Instructions for the task | For the entries below, count the lines that contain the word "label" and reply with that number only.
------ Listed entries
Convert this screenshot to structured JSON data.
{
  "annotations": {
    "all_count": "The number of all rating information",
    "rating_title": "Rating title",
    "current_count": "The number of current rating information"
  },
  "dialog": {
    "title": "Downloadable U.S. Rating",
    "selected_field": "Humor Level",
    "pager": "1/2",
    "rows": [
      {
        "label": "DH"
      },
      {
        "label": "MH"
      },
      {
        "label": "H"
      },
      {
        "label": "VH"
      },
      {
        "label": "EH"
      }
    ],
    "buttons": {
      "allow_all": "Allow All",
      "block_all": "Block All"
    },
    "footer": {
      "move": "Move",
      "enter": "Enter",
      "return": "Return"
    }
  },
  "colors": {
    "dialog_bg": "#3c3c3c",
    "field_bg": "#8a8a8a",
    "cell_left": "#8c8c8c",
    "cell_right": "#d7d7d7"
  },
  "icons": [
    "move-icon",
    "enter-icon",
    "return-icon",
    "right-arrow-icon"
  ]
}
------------
Reply to the task | 5